WHAT TO WORK ON
Print every entry exactly once more, omitting each picture.

(Items from a data source)

☆ ☆ ☆ ☆

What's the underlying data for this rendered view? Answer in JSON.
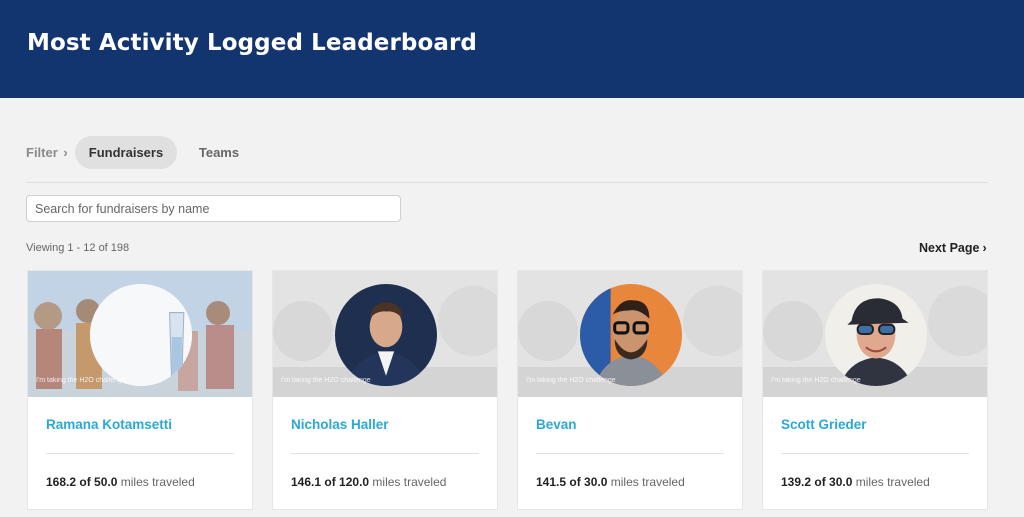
{
  "header": {
    "title": "Most Activity Logged Leaderboard"
  },
  "filter": {
    "label": "Filter",
    "chevron": "›",
    "tabs": [
      {
        "label": "Fundraisers",
        "active": true
      },
      {
        "label": "Teams",
        "active": false
      }
    ]
  },
  "search": {
    "placeholder": "Search for fundraisers by name",
    "value": ""
  },
  "pagination": {
    "viewing": "Viewing 1 - 12 of 198",
    "next_label": "Next Page",
    "chevron": "›"
  },
  "colors": {
    "header_bg": "#12346f",
    "name_link": "#2aa8d8",
    "background": "#f2f2f2"
  },
  "cards": [
    {
      "name": "Ramana Kotamsetti",
      "miles": "168.2",
      "of_label": "of",
      "goal": "50.0",
      "unit": "miles traveled",
      "banner_text": "I'm taking the H2O challenge",
      "avatar_icon": "water-glass-icon"
    },
    {
      "name": "Nicholas Haller",
      "miles": "146.1",
      "of_label": "of",
      "goal": "120.0",
      "unit": "miles traveled",
      "banner_text": "I'm taking the H2O challenge",
      "avatar_icon": "profile-photo"
    },
    {
      "name": "Bevan",
      "miles": "141.5",
      "of_label": "of",
      "goal": "30.0",
      "unit": "miles traveled",
      "banner_text": "I'm taking the H2O challenge",
      "avatar_icon": "profile-photo"
    },
    {
      "name": "Scott Grieder",
      "miles": "139.2",
      "of_label": "of",
      "goal": "30.0",
      "unit": "miles traveled",
      "banner_text": "I'm taking the H2O challenge",
      "avatar_icon": "profile-photo"
    }
  ]
}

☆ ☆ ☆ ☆

RESULT OF THIS TASK
What's the underlying data for this rendered view? Answer in JSON.
{
  "header": {
    "title": "Most Activity Logged Leaderboard"
  },
  "filter": {
    "label": "Filter",
    "chevron": "›",
    "tabs": [
      {
        "label": "Fundraisers",
        "active": true
      },
      {
        "label": "Teams",
        "active": false
      }
    ]
  },
  "search": {
    "placeholder": "Search for fundraisers by name",
    "value": ""
  },
  "pagination": {
    "viewing": "Viewing 1 - 12 of 198",
    "next_label": "Next Page",
    "chevron": "›"
  },
  "colors": {
    "header_bg": "#12346f",
    "name_link": "#2aa8d8",
    "background": "#f2f2f2"
  },
  "cards": [
    {
      "name": "Ramana Kotamsetti",
      "miles": "168.2",
      "of_label": "of",
      "goal": "50.0",
      "unit": "miles traveled",
      "banner_text": "I'm taking the H2O challenge",
      "avatar_icon": "water-glass-icon"
    },
    {
      "name": "Nicholas Haller",
      "miles": "146.1",
      "of_label": "of",
      "goal": "120.0",
      "unit": "miles traveled",
      "banner_text": "I'm taking the H2O challenge",
      "avatar_icon": "profile-photo"
    },
    {
      "name": "Bevan",
      "miles": "141.5",
      "of_label": "of",
      "goal": "30.0",
      "unit": "miles traveled",
      "banner_text": "I'm taking the H2O challenge",
      "avatar_icon": "profile-photo"
    },
    {
      "name": "Scott Grieder",
      "miles": "139.2",
      "of_label": "of",
      "goal": "30.0",
      "unit": "miles traveled",
      "banner_text": "I'm taking the H2O challenge",
      "avatar_icon": "profile-photo"
    }
  ]
}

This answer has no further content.